*Activity*. Each line below must be written out exactly as shown.

----- Supplied material

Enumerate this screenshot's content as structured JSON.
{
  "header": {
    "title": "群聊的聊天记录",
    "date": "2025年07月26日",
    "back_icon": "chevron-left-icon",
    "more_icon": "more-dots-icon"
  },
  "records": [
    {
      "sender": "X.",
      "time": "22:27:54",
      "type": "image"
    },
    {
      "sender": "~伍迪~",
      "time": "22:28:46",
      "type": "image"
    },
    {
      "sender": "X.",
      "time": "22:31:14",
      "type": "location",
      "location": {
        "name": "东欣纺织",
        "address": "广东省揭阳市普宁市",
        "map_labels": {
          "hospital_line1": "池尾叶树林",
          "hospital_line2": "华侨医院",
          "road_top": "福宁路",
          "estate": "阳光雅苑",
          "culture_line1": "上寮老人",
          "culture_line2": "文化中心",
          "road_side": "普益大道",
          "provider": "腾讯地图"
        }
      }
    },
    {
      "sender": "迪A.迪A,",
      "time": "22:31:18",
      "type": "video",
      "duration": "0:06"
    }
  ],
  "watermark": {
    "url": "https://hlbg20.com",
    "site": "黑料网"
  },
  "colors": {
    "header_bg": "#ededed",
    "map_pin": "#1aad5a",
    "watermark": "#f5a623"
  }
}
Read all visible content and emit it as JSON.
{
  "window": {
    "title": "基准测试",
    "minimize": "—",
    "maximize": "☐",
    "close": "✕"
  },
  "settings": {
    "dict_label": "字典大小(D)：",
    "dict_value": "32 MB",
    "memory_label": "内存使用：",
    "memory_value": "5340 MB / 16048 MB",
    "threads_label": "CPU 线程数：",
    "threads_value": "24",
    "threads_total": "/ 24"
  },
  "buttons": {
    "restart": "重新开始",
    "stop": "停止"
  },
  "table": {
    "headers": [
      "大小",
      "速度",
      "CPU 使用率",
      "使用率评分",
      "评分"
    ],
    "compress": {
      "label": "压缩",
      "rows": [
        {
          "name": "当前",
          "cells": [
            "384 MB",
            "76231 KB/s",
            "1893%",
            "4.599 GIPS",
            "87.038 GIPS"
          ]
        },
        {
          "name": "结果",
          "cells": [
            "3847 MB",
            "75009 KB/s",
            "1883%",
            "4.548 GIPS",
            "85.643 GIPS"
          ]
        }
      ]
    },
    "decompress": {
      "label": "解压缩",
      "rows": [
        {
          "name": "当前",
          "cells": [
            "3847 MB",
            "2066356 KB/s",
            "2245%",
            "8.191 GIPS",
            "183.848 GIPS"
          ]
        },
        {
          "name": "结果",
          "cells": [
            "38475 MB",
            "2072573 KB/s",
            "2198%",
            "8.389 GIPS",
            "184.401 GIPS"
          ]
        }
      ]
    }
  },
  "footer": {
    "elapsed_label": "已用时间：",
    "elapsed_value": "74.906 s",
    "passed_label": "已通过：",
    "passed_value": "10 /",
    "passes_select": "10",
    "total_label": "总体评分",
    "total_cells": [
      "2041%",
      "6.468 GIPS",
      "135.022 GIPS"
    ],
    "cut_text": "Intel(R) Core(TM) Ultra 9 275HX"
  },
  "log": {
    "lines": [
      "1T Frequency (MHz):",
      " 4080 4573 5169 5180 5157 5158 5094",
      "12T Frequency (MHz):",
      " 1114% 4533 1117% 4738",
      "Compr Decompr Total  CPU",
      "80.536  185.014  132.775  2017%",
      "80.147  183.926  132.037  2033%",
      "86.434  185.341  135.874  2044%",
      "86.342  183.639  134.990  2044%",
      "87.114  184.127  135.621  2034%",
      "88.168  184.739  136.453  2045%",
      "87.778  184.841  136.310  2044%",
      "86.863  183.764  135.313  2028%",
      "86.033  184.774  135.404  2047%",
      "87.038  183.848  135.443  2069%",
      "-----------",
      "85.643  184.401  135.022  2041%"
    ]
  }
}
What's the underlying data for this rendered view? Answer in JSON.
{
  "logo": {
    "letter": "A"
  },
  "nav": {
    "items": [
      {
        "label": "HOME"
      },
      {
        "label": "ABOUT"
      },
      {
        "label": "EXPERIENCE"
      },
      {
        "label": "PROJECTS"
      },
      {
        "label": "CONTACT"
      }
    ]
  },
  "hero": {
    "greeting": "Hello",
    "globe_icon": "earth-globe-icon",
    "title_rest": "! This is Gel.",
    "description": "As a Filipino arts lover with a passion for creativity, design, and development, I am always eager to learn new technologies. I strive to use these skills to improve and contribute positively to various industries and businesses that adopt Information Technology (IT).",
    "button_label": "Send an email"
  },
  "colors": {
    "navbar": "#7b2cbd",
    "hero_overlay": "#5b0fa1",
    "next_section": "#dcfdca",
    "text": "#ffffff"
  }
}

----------

*Completed task*.
Enumerate this screenshot's content as structured JSON.
{
  "header": {
    "title": "群聊的聊天记录",
    "date": "2025年07月26日",
    "back_icon": "chevron-left-icon",
    "more_icon": "more-dots-icon"
  },
  "records": [
    {
      "sender": "X.",
      "time": "22:27:54",
      "type": "image"
    },
    {
      "sender": "~伍迪~",
      "time": "22:28:46",
      "type": "image"
    },
    {
      "sender": "X.",
      "time": "22:31:14",
      "type": "location",
      "location": {
        "name": "东欣纺织",
        "address": "广东省揭阳市普宁市",
        "map_labels": {
          "hospital_line1": "池尾叶树林",
          "hospital_line2": "华侨医院",
          "road_top": "福宁路",
          "estate": "阳光雅苑",
          "culture_line1": "上寮老人",
          "culture_line2": "文化中心",
          "road_side": "普益大道",
          "provider": "腾讯地图"
        }
      }
    },
    {
      "sender": "迪A.迪A,",
      "time": "22:31:18",
      "type": "video",
      "duration": "0:06"
    }
  ],
  "watermark": {
    "url": "https://hlbg20.com",
    "site": "黑料网"
  },
  "colors": {
    "header_bg": "#ededed",
    "map_pin": "#1aad5a",
    "watermark": "#f5a623"
  }
}
Read all visible content and emit it as JSON.
{
  "window": {
    "title": "基准测试",
    "minimize": "—",
    "maximize": "☐",
    "close": "✕"
  },
  "settings": {
    "dict_label": "字典大小(D)：",
    "dict_value": "32 MB",
    "memory_label": "内存使用：",
    "memory_value": "5340 MB / 16048 MB",
    "threads_label": "CPU 线程数：",
    "threads_value": "24",
    "threads_total": "/ 24"
  },
  "buttons": {
    "restart": "重新开始",
    "stop": "停止"
  },
  "table": {
    "headers": [
      "大小",
      "速度",
      "CPU 使用率",
      "使用率评分",
      "评分"
    ],
    "compress": {
      "label": "压缩",
      "rows": [
        {
          "name": "当前",
          "cells": [
            "384 MB",
            "76231 KB/s",
            "1893%",
            "4.599 GIPS",
            "87.038 GIPS"
          ]
        },
        {
          "name": "结果",
          "cells": [
            "3847 MB",
            "75009 KB/s",
            "1883%",
            "4.548 GIPS",
            "85.643 GIPS"
          ]
        }
      ]
    },
    "decompress": {
      "label": "解压缩",
      "rows": [
        {
          "name": "当前",
          "cells": [
            "3847 MB",
            "2066356 KB/s",
            "2245%",
            "8.191 GIPS",
            "183.848 GIPS"
          ]
        },
        {
          "name": "结果",
          "cells": [
            "38475 MB",
            "2072573 KB/s",
            "2198%",
            "8.389 GIPS",
            "184.401 GIPS"
          ]
        }
      ]
    }
  },
  "footer": {
    "elapsed_label": "已用时间：",
    "elapsed_value": "74.906 s",
    "passed_label": "已通过：",
    "passed_value": "10 /",
    "passes_select": "10",
    "total_label": "总体评分",
    "total_cells": [
      "2041%",
      "6.468 GIPS",
      "135.022 GIPS"
    ],
    "cut_text": "Intel(R) Core(TM) Ultra 9 275HX"
  },
  "log": {
    "lines": [
      "1T Frequency (MHz):",
      " 4080 4573 5169 5180 5157 5158 5094",
      "12T Frequency (MHz):",
      " 1114% 4533 1117% 4738",
      "Compr Decompr Total  CPU",
      "80.536  185.014  132.775  2017%",
      "80.147  183.926  132.037  2033%",
      "86.434  185.341  135.874  2044%",
      "86.342  183.639  134.990  2044%",
      "87.114  184.127  135.621  2034%",
      "88.168  184.739  136.453  2045%",
      "87.778  184.841  136.310  2044%",
      "86.863  183.764  135.313  2028%",
      "86.033  184.774  135.404  2047%",
      "87.038  183.848  135.443  2069%",
      "-----------",
      "85.643  184.401  135.022  2041%"
    ]
  }
}
What's the underlying data for this rendered view? Answer in JSON.
{
  "logo": {
    "letter": "A"
  },
  "nav": {
    "items": [
      {
        "label": "HOME"
      },
      {
        "label": "ABOUT"
      },
      {
        "label": "EXPERIENCE"
      },
      {
        "label": "PROJECTS"
      },
      {
        "label": "CONTACT"
      }
    ]
  },
  "hero": {
    "greeting": "Hello",
    "globe_icon": "earth-globe-icon",
    "title_rest": "! This is Gel.",
    "description": "As a Filipino arts lover with a passion for creativity, design, and development, I am always eager to learn new technologies. I strive to use these skills to improve and contribute positively to various industries and businesses that adopt Information Technology (IT).",
    "button_label": "Send an email"
  },
  "colors": {
    "navbar": "#7b2cbd",
    "hero_overlay": "#5b0fa1",
    "next_section": "#dcfdca",
    "text": "#ffffff"
  }
}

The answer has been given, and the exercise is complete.